Shortcut Navigation:

Physical Geography and Rainfall

Dry Lands

Deserts are places that get less than 25 centimeters (10 inches) of rain a year. Why do such rain-free areas exist? For a variety of reasons, but mostly because of the wind patterns in the tropics.

Frozen Desert

Deserts aren't always hot. In the Dry Valleys of Antarctica (above), average annual temperature is -20°C (-4°F) and precipitation can be as low as 10 millimeters (0.4 inches) a year. These deserts are created by cold winds tumbling off the Antarctic plateau and roaring down the valleys.

Why are deserts where they are?

Sahara and Australian deserts: Many deserts are located at about 30° latitude north or south of the Equator. In this region, the Hadley circulation causes dry air to descend from the upper atmosphere, creating regions of little rain.

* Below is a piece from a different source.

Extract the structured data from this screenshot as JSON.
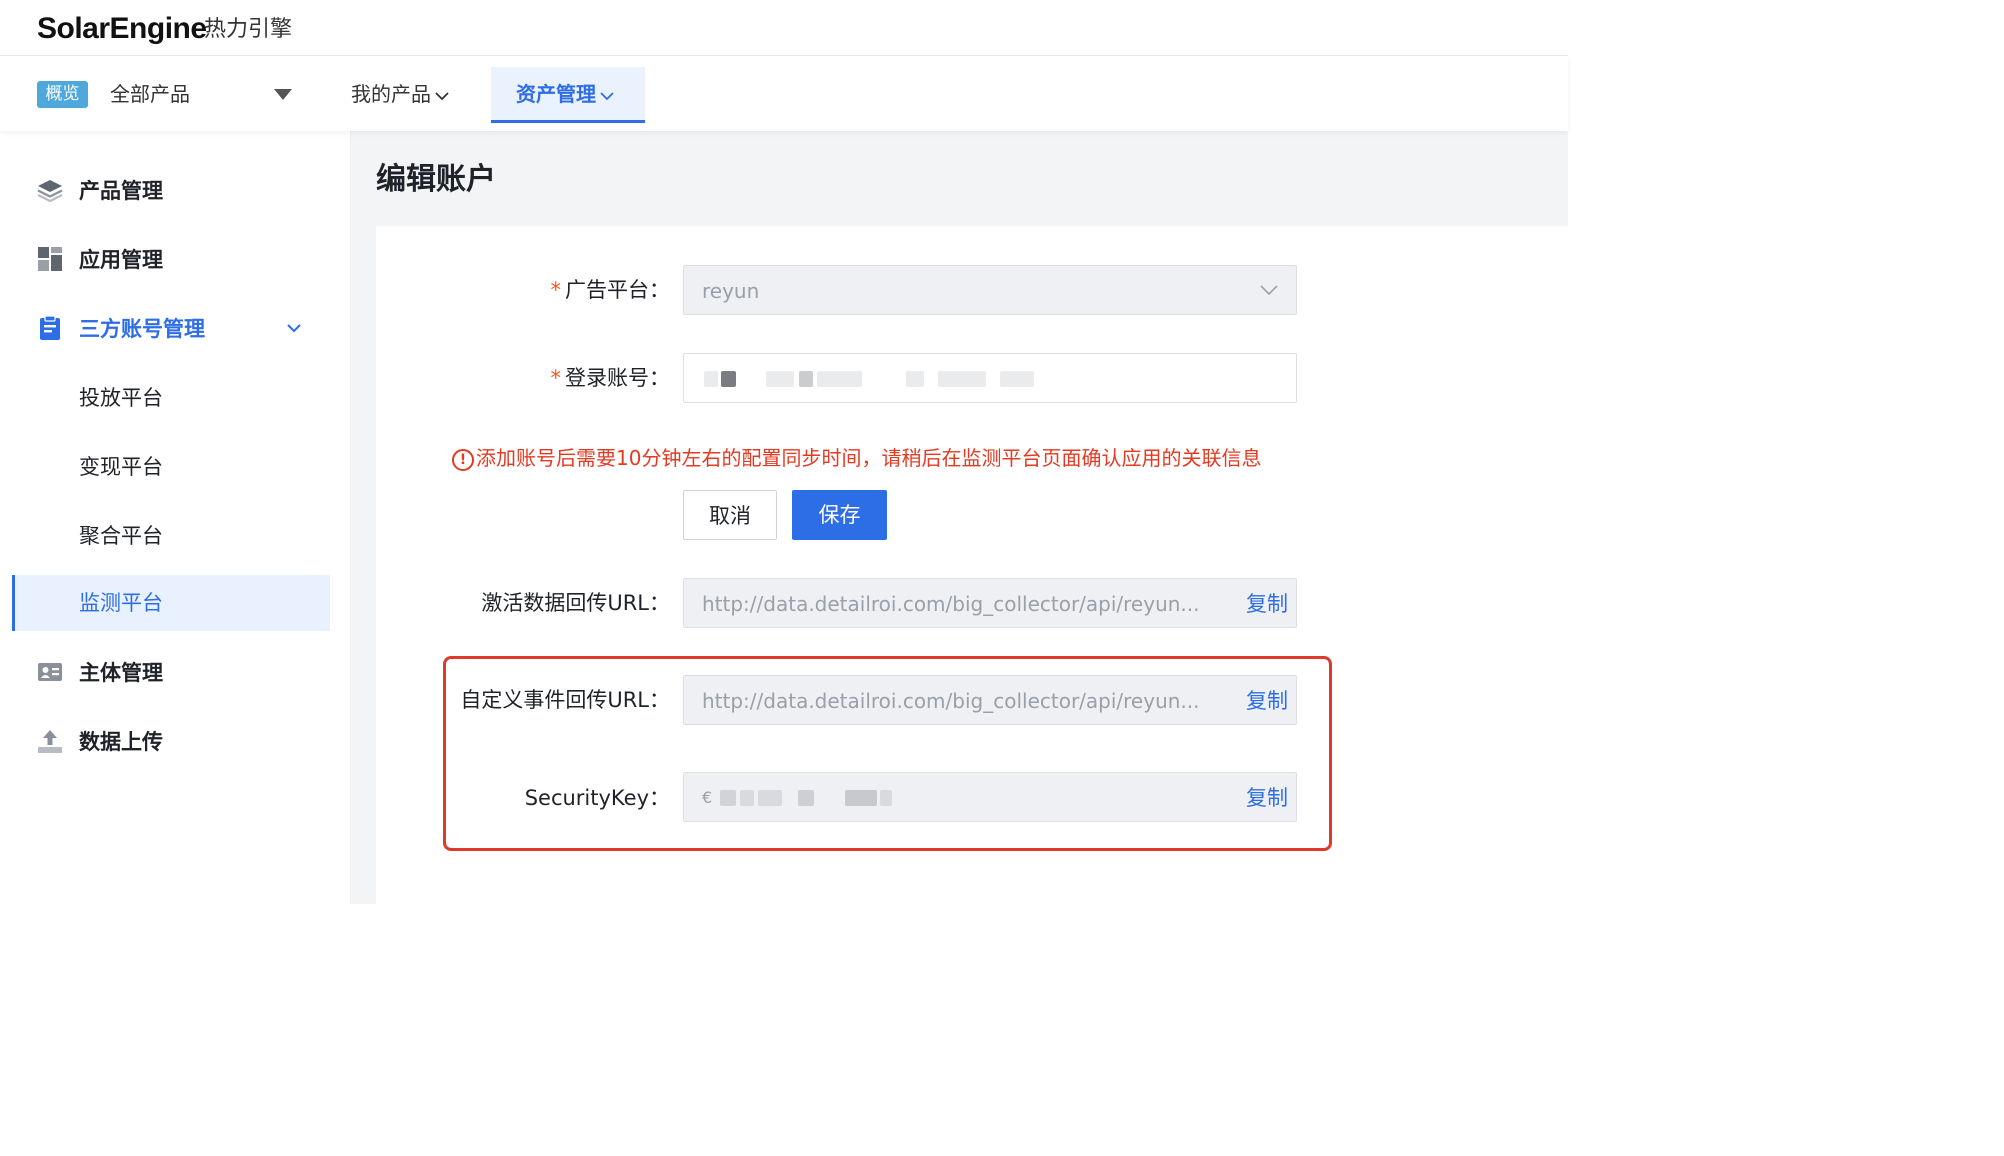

Patagonia Desert: Moist air from the Pacific drops its moisture as it crosses the Andes mountains, creating the deserts of Patagonia east of the Andes.

Atacama Desert: On some coasts, upwelling of cold water chills the air and makes prevailing winds cold and dry. In parts of Chile's Atacama Desert, no rainfall has ever been measured.

American Museum of Natural History

Central Park West at 79th Street
New York, NY 10024-5192
Phone: 212-769-5100

Open daily from 10 am-5:45 pm
except on Thanksgiving and Christmas
Maps and Directions

Enlighten Your Inbox

Stay informed about Museum news and research, events, and more!